*Task statement*. The data below must be returned in full and exactly.

*Listed records*.

────────────────

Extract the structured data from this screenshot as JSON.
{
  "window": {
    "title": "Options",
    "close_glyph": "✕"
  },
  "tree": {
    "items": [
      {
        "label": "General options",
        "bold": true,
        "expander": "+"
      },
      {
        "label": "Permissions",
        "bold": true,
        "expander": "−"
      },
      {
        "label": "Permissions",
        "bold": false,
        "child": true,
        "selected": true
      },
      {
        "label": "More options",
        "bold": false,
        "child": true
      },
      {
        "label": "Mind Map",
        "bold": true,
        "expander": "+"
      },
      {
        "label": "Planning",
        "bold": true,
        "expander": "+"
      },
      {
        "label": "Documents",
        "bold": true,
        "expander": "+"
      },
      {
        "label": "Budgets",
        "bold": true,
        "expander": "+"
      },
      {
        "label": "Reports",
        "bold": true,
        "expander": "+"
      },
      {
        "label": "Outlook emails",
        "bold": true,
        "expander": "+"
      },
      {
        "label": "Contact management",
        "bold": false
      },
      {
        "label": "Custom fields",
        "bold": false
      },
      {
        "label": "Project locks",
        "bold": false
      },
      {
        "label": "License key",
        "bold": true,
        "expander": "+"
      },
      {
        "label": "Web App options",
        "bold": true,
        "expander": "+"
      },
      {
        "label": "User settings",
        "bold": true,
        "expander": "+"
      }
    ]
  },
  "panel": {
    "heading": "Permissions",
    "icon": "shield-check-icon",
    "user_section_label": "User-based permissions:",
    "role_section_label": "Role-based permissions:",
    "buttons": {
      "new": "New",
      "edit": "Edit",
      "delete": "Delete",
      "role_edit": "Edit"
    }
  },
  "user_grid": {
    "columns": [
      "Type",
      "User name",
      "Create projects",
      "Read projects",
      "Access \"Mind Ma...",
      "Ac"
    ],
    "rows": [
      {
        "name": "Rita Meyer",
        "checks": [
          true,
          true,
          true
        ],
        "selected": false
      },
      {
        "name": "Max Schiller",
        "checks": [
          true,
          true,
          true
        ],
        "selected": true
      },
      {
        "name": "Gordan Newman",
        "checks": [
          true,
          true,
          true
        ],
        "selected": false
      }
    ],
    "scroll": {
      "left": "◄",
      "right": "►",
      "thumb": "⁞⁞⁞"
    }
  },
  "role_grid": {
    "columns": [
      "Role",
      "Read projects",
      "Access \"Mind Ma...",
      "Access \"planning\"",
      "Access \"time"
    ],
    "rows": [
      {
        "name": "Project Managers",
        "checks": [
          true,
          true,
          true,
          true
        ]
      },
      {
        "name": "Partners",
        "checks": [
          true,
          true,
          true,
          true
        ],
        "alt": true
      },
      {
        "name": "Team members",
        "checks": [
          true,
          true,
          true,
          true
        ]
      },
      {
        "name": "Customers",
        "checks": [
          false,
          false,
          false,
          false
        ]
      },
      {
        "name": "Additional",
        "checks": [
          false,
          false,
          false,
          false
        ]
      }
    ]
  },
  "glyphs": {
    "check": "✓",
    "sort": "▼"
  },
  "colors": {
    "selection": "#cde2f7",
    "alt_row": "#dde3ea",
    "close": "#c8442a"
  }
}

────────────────

*Answer area*.
Extract the structured data from this screenshot as JSON.
{
  "window": {
    "title": "Options",
    "close_glyph": "✕"
  },
  "tree": {
    "items": [
      {
        "label": "General options",
        "bold": true,
        "expander": "+"
      },
      {
        "label": "Permissions",
        "bold": true,
        "expander": "−"
      },
      {
        "label": "Permissions",
        "bold": false,
        "child": true,
        "selected": true
      },
      {
        "label": "More options",
        "bold": false,
        "child": true
      },
      {
        "label": "Mind Map",
        "bold": true,
        "expander": "+"
      },
      {
        "label": "Planning",
        "bold": true,
        "expander": "+"
      },
      {
        "label": "Documents",
        "bold": true,
        "expander": "+"
      },
      {
        "label": "Budgets",
        "bold": true,
        "expander": "+"
      },
      {
        "label": "Reports",
        "bold": true,
        "expander": "+"
      },
      {
        "label": "Outlook emails",
        "bold": true,
        "expander": "+"
      },
      {
        "label": "Contact management",
        "bold": false
      },
      {
        "label": "Custom fields",
        "bold": false
      },
      {
        "label": "Project locks",
        "bold": false
      },
      {
        "label": "License key",
        "bold": true,
        "expander": "+"
      },
      {
        "label": "Web App options",
        "bold": true,
        "expander": "+"
      },
      {
        "label": "User settings",
        "bold": true,
        "expander": "+"
      }
    ]
  },
  "panel": {
    "heading": "Permissions",
    "icon": "shield-check-icon",
    "user_section_label": "User-based permissions:",
    "role_section_label": "Role-based permissions:",
    "buttons": {
      "new": "New",
      "edit": "Edit",
      "delete": "Delete",
      "role_edit": "Edit"
    }
  },
  "user_grid": {
    "columns": [
      "Type",
      "User name",
      "Create projects",
      "Read projects",
      "Access \"Mind Ma...",
      "Ac"
    ],
    "rows": [
      {
        "name": "Rita Meyer",
        "checks": [
          true,
          true,
          true
        ],
        "selected": false
      },
      {
        "name": "Max Schiller",
        "checks": [
          true,
          true,
          true
        ],
        "selected": true
      },
      {
        "name": "Gordan Newman",
        "checks": [
          true,
          true,
          true
        ],
        "selected": false
      }
    ],
    "scroll": {
      "left": "◄",
      "right": "►",
      "thumb": "⁞⁞⁞"
    }
  },
  "role_grid": {
    "columns": [
      "Role",
      "Read projects",
      "Access \"Mind Ma...",
      "Access \"planning\"",
      "Access \"time"
    ],
    "rows": [
      {
        "name": "Project Managers",
        "checks": [
          true,
          true,
          true,
          true
        ]
      },
      {
        "name": "Partners",
        "checks": [
          true,
          true,
          true,
          true
        ],
        "alt": true
      },
      {
        "name": "Team members",
        "checks": [
          true,
          true,
          true,
          true
        ]
      },
      {
        "name": "Customers",
        "checks": [
          false,
          false,
          false,
          false
        ]
      },
      {
        "name": "Additional",
        "checks": [
          false,
          false,
          false,
          false
        ]
      }
    ]
  },
  "glyphs": {
    "check": "✓",
    "sort": "▼"
  },
  "colors": {
    "selection": "#cde2f7",
    "alt_row": "#dde3ea",
    "close": "#c8442a"
  }
}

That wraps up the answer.